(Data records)
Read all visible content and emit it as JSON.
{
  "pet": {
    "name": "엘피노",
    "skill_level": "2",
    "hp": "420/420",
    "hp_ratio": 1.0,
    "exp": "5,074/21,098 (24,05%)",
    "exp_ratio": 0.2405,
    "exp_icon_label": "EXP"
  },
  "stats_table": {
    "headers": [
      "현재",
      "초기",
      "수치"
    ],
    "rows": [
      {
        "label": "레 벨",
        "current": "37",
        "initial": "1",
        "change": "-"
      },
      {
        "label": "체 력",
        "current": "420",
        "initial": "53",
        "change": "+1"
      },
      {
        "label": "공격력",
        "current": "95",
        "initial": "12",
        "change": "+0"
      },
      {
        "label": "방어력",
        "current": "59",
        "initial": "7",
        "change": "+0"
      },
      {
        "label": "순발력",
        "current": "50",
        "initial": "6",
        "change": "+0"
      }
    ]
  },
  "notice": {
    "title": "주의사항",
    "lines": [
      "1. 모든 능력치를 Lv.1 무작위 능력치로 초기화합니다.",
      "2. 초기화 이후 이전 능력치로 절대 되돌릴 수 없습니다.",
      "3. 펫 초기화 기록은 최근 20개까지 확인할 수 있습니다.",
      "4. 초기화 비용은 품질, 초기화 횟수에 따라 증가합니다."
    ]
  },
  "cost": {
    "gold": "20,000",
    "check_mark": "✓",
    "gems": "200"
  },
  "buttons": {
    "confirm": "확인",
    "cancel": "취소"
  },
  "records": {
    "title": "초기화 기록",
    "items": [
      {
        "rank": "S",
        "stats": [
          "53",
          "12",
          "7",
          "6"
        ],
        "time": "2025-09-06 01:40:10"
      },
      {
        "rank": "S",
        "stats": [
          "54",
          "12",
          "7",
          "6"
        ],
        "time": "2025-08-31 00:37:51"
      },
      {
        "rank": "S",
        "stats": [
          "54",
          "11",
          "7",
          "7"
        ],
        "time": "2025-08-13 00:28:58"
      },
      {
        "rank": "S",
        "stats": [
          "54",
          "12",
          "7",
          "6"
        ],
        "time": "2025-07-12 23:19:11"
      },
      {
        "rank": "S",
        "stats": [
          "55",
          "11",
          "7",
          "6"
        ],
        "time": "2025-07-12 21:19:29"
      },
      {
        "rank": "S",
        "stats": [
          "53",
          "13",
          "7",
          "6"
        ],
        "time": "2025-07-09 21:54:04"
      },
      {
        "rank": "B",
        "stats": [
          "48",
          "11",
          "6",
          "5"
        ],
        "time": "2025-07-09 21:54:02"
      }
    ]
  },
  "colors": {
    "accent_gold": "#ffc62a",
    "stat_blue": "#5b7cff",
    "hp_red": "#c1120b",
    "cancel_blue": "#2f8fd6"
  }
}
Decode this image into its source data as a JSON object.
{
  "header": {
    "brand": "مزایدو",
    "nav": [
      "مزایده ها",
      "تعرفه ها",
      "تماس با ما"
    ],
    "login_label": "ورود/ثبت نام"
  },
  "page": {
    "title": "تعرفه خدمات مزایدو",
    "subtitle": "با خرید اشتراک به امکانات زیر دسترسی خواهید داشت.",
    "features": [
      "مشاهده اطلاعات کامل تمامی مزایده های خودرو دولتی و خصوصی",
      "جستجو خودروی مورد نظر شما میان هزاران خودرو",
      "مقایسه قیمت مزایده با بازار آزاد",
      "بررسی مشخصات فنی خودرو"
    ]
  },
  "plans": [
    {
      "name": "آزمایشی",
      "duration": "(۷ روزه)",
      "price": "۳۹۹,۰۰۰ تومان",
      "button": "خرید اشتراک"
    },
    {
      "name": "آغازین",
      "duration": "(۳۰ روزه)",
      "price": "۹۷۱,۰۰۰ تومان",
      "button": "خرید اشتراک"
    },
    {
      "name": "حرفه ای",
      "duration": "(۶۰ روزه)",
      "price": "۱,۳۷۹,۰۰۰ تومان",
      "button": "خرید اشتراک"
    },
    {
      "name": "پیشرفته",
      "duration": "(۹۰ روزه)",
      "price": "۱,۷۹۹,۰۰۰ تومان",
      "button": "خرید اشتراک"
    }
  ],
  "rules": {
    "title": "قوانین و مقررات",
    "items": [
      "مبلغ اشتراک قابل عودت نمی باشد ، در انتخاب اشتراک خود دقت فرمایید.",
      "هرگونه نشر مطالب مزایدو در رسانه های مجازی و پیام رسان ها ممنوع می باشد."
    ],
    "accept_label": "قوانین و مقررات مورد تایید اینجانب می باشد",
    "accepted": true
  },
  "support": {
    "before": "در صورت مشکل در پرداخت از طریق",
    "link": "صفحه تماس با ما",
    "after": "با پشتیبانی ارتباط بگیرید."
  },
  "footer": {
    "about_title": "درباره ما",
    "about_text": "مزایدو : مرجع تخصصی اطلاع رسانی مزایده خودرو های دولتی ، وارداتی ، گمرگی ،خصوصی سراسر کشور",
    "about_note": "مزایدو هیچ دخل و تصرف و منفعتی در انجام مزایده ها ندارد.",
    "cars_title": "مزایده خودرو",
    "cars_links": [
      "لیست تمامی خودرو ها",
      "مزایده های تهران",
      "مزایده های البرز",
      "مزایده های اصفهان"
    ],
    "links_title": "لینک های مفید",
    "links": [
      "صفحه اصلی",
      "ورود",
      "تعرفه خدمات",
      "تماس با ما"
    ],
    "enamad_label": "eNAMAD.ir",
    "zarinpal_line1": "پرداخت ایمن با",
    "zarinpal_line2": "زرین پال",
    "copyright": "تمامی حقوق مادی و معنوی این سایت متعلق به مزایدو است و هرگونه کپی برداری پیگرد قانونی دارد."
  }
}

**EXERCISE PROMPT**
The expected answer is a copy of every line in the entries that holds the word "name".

**RESPONSE FOR THIS EXERCISE**
    "name": "엘피노",
      "name": "آزمایشی",
      "name": "آغازین",
      "name": "حرفه ای",
      "name": "پیشرفته",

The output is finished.